DATA.

===

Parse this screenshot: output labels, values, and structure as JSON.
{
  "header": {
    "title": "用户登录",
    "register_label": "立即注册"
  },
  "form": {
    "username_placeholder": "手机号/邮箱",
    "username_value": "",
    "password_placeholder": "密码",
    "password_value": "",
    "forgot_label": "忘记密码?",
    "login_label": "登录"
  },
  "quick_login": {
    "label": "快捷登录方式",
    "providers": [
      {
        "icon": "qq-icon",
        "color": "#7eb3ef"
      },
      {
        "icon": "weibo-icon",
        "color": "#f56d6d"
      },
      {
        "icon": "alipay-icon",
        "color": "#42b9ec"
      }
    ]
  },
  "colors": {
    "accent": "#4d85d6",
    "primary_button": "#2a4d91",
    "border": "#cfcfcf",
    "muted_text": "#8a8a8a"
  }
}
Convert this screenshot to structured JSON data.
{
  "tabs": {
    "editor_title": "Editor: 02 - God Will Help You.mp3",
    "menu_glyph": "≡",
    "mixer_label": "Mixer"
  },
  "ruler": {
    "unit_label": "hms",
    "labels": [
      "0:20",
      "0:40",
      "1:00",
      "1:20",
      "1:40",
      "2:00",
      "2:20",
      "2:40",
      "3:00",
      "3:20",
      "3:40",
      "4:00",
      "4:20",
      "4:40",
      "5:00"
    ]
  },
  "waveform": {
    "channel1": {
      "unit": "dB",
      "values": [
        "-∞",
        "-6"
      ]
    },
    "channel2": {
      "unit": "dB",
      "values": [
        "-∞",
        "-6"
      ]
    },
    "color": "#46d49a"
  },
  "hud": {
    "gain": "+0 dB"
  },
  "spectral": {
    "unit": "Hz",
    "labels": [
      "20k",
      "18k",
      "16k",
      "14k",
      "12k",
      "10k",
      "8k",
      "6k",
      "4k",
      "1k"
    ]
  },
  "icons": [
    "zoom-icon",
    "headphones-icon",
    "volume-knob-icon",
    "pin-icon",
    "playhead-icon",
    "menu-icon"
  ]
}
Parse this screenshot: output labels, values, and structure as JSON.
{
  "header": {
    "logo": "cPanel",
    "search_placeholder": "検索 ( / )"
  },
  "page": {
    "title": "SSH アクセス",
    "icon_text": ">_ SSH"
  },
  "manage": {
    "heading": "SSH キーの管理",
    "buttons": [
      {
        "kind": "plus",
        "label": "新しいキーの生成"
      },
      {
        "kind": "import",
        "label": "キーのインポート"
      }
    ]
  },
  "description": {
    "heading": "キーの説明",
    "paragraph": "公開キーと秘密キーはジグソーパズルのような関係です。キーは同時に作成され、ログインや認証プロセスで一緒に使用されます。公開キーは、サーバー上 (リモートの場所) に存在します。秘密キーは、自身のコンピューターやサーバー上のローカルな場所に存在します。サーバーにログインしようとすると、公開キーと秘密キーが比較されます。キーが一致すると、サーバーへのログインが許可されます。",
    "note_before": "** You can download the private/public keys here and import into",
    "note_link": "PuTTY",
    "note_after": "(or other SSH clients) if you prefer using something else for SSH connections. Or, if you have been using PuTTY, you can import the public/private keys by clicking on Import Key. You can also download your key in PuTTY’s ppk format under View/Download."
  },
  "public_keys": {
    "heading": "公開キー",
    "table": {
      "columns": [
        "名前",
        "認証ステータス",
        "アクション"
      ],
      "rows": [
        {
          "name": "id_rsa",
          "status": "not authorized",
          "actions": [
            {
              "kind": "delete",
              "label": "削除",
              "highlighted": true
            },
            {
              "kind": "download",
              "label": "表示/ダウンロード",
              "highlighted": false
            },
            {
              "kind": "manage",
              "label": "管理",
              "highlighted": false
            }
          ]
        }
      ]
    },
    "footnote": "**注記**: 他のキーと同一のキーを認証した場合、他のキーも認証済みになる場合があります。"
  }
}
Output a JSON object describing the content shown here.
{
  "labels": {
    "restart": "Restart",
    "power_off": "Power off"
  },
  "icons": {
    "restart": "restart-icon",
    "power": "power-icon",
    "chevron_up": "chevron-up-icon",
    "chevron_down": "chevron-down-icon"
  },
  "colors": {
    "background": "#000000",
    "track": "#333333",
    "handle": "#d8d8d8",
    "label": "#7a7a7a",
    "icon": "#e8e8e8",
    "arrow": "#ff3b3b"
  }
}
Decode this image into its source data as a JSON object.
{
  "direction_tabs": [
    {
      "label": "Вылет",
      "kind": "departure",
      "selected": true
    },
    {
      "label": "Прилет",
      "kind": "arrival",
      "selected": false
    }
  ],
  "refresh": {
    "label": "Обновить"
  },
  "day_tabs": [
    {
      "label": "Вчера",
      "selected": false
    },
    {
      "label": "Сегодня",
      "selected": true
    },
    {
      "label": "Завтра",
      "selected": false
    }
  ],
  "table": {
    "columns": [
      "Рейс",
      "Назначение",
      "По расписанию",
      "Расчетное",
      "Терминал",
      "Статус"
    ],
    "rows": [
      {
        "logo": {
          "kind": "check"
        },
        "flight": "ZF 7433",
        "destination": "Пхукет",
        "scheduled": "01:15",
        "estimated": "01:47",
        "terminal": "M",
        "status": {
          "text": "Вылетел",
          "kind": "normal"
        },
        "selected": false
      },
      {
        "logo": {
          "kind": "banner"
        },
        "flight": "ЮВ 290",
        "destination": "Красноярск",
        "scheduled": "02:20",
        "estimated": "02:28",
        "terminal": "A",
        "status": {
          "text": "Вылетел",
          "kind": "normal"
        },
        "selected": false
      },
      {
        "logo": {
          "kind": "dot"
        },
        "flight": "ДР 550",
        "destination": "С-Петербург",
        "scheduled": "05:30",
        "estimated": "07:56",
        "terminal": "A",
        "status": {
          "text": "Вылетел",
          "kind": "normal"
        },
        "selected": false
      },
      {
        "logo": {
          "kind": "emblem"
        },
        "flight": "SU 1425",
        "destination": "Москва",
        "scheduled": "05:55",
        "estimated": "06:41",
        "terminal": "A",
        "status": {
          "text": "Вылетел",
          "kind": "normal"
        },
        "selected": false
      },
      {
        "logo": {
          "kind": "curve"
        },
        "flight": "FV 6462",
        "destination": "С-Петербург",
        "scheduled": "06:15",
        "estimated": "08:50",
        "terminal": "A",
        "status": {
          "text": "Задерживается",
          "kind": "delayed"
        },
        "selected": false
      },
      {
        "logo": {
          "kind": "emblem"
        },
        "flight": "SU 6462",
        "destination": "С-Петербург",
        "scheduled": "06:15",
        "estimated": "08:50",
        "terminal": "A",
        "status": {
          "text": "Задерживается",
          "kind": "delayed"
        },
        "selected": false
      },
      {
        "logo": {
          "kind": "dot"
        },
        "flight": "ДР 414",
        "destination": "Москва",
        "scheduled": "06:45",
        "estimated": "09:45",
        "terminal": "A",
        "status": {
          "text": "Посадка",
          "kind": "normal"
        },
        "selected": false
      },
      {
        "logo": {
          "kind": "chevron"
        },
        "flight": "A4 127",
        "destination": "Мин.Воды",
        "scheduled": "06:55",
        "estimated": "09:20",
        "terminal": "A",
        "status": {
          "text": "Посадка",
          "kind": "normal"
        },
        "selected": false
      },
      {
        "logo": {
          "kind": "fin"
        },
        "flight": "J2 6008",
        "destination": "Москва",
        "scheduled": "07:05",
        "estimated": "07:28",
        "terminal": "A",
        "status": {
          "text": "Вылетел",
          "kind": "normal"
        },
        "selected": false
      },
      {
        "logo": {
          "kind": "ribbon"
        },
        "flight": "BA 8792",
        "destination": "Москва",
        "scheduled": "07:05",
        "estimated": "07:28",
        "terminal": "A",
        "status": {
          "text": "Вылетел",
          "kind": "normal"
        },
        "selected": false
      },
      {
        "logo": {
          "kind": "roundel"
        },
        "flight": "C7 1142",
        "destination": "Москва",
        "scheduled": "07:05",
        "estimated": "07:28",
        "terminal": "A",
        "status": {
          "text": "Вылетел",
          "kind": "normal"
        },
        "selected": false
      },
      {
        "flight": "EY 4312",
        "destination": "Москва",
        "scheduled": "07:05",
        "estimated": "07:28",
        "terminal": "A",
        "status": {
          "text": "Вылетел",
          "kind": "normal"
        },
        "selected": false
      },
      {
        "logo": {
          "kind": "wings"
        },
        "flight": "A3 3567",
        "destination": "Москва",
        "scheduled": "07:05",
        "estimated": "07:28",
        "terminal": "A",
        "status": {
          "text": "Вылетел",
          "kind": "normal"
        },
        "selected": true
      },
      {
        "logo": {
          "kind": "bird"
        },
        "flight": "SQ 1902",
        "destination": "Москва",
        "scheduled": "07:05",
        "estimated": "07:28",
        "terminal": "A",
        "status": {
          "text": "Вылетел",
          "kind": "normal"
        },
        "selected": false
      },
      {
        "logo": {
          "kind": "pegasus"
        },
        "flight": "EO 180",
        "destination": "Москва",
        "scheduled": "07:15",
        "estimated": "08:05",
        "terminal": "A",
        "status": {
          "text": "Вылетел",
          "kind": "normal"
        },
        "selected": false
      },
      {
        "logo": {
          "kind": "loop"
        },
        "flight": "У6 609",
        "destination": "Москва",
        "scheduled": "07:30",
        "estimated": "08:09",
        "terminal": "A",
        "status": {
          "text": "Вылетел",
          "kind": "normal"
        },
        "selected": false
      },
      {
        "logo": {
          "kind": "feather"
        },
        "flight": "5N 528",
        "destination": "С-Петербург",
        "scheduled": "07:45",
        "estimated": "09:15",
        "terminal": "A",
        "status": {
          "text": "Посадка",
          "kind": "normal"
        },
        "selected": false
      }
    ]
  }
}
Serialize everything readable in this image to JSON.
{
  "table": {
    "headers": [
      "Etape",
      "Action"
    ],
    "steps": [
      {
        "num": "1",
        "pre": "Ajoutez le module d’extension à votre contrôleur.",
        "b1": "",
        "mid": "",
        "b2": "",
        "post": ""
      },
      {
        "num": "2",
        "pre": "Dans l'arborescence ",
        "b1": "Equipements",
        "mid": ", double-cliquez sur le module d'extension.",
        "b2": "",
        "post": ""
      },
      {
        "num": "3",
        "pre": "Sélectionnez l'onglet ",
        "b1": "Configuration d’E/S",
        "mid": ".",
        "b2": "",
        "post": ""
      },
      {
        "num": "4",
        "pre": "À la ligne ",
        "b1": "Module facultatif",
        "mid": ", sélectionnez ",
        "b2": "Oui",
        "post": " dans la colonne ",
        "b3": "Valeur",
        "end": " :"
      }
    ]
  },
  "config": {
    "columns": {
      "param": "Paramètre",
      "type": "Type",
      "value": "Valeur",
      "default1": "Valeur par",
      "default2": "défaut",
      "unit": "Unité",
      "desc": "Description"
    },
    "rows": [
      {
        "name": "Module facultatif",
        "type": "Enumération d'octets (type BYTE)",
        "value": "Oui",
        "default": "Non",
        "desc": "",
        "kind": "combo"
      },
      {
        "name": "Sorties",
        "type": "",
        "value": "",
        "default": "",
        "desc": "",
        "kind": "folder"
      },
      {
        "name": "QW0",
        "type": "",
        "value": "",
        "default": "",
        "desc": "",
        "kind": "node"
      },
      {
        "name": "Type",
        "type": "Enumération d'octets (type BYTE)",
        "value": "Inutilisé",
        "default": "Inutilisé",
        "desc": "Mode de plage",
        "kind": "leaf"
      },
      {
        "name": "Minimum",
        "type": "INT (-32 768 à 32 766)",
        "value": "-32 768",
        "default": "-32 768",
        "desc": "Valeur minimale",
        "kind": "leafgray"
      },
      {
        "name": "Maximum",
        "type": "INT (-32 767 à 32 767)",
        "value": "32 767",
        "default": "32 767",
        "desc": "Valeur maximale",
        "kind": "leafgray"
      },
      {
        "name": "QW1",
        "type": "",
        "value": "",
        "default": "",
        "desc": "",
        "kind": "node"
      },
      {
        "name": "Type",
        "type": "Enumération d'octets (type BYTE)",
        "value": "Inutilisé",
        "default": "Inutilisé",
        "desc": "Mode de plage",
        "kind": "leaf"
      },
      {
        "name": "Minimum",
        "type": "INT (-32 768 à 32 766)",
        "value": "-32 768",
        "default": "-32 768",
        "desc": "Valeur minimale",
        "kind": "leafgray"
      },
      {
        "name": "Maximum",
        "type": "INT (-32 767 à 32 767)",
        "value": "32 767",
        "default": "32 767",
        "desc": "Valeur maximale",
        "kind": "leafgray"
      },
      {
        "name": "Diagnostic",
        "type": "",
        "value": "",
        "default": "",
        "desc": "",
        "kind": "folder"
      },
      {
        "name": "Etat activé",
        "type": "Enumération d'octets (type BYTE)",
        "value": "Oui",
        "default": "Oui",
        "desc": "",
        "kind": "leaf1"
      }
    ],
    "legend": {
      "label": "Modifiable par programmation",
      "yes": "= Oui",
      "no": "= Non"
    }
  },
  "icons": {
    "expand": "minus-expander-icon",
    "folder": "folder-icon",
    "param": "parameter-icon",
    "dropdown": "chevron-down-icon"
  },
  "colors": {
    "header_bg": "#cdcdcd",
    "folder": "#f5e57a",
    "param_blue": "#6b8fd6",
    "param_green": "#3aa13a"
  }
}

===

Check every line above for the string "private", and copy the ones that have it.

PROBLEM SOLUTION.
    "note_before": "** You can download the private/public keys here and import into",
    "note_after": "(or other SSH clients) if you prefer using something else for SSH connections. Or, if you have been using PuTTY, you can import the public/private keys by clicking on Import Key. You can also download your key in PuTTY’s ppk format under View/Download."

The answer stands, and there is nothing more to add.